Escarpment along Pleiades Rd

Close up, the edges of the escarpment reveal many details of the processes that occurred during the deposition of the sediments and subsequent processes that modified their composition and texture. This later medication, which turns unconsolidated sediment into rock, is called diagenesis.  Understanding diagenesis is important not only from an academic perspective, but is also of crucial importance in economic geology.  The sediments of the Colorado Plateau, including the Salt Wash Member, form a world-class uranium province, and a distinct category of mineralisation is named after them.  They are formed by groundwater flowing through sandstones such as these and reacting with organic matter in the surrounding sediments or in the sandstones themselves.  While such uranium mineralisation is extremely unlikely on Mars, other diagenesis-related mineral accumulations may not be.  Understanding martian diagenesis will be as important in the exploration for martian resources as it is in exploration for terrestrial resources.


Annotated diagram showing different rock types exposed along the edge of the escarpment. 
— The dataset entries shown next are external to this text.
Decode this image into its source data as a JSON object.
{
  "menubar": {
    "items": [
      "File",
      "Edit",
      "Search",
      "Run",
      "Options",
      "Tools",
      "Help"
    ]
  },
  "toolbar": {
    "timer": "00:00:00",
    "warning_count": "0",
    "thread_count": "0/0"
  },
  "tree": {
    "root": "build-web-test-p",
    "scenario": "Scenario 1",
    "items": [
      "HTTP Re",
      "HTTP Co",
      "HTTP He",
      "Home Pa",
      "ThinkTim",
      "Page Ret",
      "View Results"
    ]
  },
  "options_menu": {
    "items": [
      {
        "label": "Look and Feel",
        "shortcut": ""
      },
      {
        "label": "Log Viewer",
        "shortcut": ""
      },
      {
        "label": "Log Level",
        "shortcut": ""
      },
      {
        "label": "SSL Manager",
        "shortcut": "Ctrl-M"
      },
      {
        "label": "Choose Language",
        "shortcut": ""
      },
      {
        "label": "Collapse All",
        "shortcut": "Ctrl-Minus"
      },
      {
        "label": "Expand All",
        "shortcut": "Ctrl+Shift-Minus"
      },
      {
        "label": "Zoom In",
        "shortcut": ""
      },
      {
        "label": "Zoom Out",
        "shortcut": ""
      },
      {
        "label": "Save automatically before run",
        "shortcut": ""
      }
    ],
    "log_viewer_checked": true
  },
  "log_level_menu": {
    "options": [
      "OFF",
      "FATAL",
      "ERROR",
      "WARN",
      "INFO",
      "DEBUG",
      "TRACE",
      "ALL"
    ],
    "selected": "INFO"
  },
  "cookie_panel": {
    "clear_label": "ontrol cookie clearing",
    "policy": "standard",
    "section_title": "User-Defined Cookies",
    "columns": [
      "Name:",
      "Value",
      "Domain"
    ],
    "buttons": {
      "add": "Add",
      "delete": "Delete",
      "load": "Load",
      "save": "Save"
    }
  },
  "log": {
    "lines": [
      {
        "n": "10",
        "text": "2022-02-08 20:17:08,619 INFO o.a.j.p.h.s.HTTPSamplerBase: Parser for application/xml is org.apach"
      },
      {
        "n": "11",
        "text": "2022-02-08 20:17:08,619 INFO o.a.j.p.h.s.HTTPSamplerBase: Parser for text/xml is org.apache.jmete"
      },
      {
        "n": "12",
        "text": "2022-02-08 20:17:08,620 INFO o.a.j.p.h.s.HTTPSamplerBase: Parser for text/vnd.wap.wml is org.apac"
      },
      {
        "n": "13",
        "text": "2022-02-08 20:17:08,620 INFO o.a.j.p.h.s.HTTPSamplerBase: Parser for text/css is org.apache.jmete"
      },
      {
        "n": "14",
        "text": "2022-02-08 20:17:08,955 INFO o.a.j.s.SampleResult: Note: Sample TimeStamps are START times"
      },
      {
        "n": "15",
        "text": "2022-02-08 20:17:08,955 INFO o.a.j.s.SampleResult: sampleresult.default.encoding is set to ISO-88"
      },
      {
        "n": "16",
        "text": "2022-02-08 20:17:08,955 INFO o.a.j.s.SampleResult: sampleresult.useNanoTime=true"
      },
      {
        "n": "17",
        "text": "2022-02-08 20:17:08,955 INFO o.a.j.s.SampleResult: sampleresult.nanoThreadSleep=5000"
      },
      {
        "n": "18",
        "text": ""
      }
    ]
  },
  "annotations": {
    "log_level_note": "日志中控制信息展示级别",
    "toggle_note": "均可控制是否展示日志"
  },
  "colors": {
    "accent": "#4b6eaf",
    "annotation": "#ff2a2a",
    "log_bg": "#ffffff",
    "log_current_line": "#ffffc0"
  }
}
However, on our EVA, resources were far from our mind.  We were more interested in the immediate issues of driving along the track.  Riding a quad bike, like riding a horse, is something of a workout, as you have to steer, keep your balance, and constantly adjust your posture at the quad bike moves over the uneven terrain, all while wearing 17 kg of the simulates space suit. On the way we came across a small water reservoir, with a thin film of ice on it. Ice is something we would expect to see on Mars, but not open water, except perhaps at the lowest elevations and only briefly on the warmest days.